WHAT TO WORK ON
For the entries below, state how many lines contain the word "desc" and add nothing else.

MATERIAL TO PROCESS
--
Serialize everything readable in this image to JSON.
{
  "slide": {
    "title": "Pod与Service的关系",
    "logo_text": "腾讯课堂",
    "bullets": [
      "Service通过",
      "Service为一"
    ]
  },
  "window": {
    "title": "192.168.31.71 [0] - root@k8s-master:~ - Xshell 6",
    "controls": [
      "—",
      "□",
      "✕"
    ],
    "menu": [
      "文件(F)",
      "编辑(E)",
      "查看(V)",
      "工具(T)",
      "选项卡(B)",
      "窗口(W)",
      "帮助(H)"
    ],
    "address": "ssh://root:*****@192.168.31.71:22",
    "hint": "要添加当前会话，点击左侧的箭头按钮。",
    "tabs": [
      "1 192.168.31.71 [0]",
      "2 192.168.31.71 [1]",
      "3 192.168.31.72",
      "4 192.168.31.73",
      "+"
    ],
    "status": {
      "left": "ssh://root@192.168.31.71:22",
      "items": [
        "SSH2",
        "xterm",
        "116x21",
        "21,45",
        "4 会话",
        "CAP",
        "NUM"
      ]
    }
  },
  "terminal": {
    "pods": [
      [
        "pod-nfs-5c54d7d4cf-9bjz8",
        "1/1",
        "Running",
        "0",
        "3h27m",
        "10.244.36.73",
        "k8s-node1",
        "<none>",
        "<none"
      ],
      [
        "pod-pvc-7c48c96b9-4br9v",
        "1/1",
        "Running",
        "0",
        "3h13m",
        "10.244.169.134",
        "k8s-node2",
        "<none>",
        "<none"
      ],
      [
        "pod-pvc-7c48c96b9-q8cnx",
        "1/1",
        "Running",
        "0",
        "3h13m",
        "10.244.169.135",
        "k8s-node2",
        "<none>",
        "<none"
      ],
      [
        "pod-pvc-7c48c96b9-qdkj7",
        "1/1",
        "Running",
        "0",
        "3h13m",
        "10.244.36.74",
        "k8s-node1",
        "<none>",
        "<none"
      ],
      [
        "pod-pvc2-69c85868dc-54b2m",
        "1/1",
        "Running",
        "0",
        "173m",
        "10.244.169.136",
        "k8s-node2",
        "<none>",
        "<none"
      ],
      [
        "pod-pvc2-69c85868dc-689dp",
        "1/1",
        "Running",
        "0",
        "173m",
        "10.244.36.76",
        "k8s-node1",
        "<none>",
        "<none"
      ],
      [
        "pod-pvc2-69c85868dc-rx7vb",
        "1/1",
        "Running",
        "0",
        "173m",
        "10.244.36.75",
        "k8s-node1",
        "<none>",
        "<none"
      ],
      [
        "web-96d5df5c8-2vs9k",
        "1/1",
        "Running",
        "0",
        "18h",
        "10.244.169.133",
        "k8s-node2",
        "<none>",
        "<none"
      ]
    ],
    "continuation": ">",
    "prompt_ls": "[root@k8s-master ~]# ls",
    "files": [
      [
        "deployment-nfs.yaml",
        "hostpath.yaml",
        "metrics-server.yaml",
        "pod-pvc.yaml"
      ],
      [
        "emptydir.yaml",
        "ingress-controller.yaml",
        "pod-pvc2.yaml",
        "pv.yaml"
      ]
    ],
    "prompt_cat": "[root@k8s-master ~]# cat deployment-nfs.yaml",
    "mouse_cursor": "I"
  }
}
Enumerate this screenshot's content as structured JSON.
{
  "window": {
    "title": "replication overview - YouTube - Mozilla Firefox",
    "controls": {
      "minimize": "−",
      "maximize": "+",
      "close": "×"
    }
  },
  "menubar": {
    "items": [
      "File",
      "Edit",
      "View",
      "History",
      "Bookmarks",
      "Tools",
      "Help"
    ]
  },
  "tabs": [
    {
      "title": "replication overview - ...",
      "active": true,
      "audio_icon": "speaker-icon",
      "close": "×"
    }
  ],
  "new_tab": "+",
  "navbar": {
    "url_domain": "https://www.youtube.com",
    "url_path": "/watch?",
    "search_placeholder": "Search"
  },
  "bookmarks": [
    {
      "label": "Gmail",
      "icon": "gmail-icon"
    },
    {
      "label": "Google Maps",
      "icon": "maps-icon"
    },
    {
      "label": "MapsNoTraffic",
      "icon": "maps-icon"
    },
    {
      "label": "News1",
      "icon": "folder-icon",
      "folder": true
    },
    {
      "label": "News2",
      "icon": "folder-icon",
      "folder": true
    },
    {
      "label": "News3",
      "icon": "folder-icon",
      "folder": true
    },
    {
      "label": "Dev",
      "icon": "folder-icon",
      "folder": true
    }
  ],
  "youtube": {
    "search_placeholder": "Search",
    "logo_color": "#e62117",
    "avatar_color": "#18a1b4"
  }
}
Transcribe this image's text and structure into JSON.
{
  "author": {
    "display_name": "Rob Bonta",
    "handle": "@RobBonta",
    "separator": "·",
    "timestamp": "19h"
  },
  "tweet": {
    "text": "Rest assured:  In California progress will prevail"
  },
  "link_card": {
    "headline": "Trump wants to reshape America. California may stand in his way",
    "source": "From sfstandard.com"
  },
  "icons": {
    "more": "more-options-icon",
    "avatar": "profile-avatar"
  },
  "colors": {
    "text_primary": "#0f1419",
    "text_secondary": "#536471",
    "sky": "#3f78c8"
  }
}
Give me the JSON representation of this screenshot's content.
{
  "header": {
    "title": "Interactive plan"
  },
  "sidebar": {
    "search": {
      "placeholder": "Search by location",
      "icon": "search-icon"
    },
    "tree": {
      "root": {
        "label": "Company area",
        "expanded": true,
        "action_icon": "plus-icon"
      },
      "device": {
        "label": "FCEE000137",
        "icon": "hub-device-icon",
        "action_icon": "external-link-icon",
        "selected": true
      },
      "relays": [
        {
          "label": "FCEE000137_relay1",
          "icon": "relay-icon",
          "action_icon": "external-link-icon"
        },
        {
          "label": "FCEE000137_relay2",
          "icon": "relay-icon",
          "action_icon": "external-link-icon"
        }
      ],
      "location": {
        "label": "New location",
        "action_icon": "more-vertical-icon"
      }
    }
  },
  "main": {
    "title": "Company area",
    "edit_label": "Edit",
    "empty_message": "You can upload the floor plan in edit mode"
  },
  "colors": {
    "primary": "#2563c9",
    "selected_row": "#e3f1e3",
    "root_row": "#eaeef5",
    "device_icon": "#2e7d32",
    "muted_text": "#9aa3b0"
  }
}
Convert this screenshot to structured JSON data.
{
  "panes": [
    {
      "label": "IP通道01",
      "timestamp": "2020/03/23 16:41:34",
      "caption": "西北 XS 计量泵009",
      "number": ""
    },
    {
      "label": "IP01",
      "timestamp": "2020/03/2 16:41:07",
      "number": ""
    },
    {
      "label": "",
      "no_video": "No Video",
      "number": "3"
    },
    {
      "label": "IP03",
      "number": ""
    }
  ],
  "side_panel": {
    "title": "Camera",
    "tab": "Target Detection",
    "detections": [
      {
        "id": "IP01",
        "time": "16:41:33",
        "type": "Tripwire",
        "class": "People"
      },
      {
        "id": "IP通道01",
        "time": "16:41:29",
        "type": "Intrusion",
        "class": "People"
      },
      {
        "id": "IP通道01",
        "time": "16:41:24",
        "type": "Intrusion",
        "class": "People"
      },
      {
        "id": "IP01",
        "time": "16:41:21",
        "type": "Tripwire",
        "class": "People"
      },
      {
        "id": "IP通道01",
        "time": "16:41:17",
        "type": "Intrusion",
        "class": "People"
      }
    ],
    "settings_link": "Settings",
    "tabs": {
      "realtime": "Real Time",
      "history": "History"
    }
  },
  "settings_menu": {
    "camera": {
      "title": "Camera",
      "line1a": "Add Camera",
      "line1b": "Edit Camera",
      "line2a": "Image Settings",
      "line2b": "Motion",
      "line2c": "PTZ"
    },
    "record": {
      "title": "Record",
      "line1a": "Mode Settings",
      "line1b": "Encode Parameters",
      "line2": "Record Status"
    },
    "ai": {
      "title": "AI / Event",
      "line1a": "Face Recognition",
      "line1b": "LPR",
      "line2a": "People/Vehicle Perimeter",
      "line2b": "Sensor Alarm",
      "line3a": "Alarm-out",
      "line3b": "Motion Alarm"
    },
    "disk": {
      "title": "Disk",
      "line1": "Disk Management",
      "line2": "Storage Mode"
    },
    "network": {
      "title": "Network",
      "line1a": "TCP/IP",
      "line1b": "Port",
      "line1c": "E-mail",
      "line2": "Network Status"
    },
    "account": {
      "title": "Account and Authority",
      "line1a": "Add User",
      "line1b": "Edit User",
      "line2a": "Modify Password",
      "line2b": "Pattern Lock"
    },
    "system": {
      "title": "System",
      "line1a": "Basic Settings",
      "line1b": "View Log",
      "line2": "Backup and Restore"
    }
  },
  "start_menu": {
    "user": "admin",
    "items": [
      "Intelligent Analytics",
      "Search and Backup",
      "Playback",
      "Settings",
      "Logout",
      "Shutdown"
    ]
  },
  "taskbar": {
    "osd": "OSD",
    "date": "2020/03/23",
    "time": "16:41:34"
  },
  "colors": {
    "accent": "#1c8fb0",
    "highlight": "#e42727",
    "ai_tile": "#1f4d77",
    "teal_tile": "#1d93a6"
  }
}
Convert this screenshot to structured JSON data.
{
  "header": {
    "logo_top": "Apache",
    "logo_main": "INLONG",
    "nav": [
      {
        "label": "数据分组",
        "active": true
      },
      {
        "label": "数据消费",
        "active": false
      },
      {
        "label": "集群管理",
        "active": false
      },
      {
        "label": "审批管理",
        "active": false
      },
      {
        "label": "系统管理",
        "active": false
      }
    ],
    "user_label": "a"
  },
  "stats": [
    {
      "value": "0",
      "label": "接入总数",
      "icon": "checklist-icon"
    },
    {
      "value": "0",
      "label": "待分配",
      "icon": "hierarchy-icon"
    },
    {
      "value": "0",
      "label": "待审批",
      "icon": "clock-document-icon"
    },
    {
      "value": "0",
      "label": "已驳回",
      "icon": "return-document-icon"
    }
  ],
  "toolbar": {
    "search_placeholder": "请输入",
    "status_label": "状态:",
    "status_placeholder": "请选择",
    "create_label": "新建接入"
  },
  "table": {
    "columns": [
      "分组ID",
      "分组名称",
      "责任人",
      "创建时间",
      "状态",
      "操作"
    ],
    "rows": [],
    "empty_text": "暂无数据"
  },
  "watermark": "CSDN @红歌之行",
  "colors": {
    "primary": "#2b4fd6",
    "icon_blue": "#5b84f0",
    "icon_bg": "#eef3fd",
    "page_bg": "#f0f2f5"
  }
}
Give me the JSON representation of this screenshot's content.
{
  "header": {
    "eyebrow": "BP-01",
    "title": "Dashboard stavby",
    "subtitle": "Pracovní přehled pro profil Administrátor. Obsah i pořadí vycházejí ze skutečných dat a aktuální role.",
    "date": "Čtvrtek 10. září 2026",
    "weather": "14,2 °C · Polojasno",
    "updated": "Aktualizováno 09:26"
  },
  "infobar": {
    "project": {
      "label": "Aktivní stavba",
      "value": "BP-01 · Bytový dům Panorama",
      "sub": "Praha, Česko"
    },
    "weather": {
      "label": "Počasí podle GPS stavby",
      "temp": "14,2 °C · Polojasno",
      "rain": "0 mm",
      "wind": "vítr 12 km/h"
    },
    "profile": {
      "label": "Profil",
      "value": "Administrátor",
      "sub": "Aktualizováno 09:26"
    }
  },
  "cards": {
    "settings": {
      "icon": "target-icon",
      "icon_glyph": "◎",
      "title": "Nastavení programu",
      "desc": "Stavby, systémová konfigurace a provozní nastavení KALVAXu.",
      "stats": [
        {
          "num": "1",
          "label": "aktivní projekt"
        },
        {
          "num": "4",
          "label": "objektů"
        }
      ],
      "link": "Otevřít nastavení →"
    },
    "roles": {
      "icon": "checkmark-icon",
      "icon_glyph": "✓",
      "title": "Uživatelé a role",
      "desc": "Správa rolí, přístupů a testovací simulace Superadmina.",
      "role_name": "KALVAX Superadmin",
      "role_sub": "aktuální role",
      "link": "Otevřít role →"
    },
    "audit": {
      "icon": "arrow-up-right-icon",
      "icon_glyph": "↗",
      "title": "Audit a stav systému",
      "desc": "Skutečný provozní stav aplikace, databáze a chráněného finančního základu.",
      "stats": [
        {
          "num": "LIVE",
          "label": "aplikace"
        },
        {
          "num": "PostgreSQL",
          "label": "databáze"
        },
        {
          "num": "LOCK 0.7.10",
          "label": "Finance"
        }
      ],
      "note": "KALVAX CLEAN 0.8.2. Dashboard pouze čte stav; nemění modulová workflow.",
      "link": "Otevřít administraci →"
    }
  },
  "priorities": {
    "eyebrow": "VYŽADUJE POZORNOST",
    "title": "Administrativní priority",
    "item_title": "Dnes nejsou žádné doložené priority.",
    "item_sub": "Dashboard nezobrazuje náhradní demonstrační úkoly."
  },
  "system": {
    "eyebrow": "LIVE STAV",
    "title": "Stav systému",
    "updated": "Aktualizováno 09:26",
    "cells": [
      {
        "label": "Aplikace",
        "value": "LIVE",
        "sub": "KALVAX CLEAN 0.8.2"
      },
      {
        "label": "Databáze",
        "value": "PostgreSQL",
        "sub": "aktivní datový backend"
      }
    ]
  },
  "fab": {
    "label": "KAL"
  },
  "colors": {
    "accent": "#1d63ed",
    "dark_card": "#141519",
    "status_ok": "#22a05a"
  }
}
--
RESULT OF THIS TASK
3